Component data from apps and pages
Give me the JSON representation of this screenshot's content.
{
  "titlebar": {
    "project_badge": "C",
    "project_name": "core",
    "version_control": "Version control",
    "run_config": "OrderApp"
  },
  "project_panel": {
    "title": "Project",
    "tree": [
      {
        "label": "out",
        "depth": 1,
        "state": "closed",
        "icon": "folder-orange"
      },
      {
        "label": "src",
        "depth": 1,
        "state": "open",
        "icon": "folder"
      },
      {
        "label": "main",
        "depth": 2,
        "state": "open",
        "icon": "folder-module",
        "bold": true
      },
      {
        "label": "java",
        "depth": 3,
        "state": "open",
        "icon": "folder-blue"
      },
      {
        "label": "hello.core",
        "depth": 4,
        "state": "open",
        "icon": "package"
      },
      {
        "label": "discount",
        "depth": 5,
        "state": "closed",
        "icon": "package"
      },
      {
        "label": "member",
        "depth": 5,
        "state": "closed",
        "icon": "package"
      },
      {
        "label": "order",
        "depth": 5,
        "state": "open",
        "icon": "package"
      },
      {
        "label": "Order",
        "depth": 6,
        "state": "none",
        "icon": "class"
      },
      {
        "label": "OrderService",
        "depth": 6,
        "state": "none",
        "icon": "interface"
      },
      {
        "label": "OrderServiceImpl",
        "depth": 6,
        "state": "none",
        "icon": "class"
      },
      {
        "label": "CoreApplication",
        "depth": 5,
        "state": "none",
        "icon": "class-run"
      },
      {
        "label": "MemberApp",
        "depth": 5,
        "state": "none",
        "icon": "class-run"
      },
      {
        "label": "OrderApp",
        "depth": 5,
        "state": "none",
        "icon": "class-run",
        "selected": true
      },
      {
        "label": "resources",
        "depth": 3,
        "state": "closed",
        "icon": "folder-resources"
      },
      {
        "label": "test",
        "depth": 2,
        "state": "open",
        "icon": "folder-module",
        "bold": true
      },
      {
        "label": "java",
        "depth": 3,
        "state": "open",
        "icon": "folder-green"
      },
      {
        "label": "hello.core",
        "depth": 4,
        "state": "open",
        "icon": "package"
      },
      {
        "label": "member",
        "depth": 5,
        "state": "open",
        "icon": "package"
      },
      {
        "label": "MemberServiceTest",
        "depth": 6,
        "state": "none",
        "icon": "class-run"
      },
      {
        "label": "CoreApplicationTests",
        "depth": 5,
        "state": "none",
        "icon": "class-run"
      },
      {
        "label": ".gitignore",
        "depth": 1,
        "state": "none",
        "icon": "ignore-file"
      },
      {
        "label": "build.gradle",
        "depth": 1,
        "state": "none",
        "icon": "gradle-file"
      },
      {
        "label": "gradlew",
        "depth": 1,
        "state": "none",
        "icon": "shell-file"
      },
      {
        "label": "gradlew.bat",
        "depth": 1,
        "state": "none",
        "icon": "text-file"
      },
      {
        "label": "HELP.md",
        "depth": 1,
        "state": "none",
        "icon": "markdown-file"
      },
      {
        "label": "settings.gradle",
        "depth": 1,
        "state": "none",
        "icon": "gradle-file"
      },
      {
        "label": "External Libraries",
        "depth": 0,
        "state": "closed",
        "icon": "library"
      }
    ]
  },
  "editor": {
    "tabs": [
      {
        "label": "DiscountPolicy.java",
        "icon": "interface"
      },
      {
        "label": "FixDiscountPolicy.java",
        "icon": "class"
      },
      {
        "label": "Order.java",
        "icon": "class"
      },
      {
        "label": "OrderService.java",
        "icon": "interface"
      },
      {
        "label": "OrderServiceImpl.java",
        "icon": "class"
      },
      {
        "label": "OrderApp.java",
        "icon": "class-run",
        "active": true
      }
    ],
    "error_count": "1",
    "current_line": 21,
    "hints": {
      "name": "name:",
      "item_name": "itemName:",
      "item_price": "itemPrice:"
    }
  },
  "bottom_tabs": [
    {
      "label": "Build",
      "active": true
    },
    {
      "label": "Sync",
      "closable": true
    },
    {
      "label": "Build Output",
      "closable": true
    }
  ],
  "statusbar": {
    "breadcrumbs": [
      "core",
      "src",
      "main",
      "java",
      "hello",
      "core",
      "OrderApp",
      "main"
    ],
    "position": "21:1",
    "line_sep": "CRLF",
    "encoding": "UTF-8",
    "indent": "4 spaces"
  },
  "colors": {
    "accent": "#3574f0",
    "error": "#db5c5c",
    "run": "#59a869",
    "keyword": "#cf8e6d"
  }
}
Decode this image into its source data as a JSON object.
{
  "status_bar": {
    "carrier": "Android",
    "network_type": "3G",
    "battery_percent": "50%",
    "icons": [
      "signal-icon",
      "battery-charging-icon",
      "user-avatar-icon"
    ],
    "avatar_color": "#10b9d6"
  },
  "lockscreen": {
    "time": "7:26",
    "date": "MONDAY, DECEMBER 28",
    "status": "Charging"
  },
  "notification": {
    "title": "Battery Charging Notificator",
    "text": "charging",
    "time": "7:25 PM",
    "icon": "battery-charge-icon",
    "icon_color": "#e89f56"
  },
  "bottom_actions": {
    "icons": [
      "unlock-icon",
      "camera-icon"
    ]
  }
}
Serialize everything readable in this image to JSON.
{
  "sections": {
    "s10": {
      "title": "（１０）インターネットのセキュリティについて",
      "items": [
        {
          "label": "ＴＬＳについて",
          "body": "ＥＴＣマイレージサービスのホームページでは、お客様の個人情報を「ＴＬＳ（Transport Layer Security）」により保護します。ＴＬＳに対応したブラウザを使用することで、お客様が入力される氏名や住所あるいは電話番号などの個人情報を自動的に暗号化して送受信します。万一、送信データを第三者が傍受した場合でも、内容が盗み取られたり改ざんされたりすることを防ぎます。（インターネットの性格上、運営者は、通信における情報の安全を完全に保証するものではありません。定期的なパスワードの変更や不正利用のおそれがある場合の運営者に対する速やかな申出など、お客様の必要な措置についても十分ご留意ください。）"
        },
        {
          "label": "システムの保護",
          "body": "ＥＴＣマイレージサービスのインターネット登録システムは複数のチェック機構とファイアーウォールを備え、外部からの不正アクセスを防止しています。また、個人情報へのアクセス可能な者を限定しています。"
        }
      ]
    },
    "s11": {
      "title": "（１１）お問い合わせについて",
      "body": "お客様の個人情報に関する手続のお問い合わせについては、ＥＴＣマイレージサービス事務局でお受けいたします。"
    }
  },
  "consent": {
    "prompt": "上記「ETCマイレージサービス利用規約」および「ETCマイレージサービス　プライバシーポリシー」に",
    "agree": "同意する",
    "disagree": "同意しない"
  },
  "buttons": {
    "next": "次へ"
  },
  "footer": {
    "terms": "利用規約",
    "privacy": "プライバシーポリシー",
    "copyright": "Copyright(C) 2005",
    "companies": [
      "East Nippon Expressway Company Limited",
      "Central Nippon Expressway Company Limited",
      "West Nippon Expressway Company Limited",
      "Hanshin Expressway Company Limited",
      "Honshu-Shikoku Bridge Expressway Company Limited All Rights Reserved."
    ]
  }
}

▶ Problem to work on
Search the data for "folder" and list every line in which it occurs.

▶ Result of the exercise
        "icon": "folder-orange"
        "icon": "folder"
        "icon": "folder-module",
        "icon": "folder-blue"
        "icon": "folder-resources"
        "icon": "folder-module",
        "icon": "folder-green"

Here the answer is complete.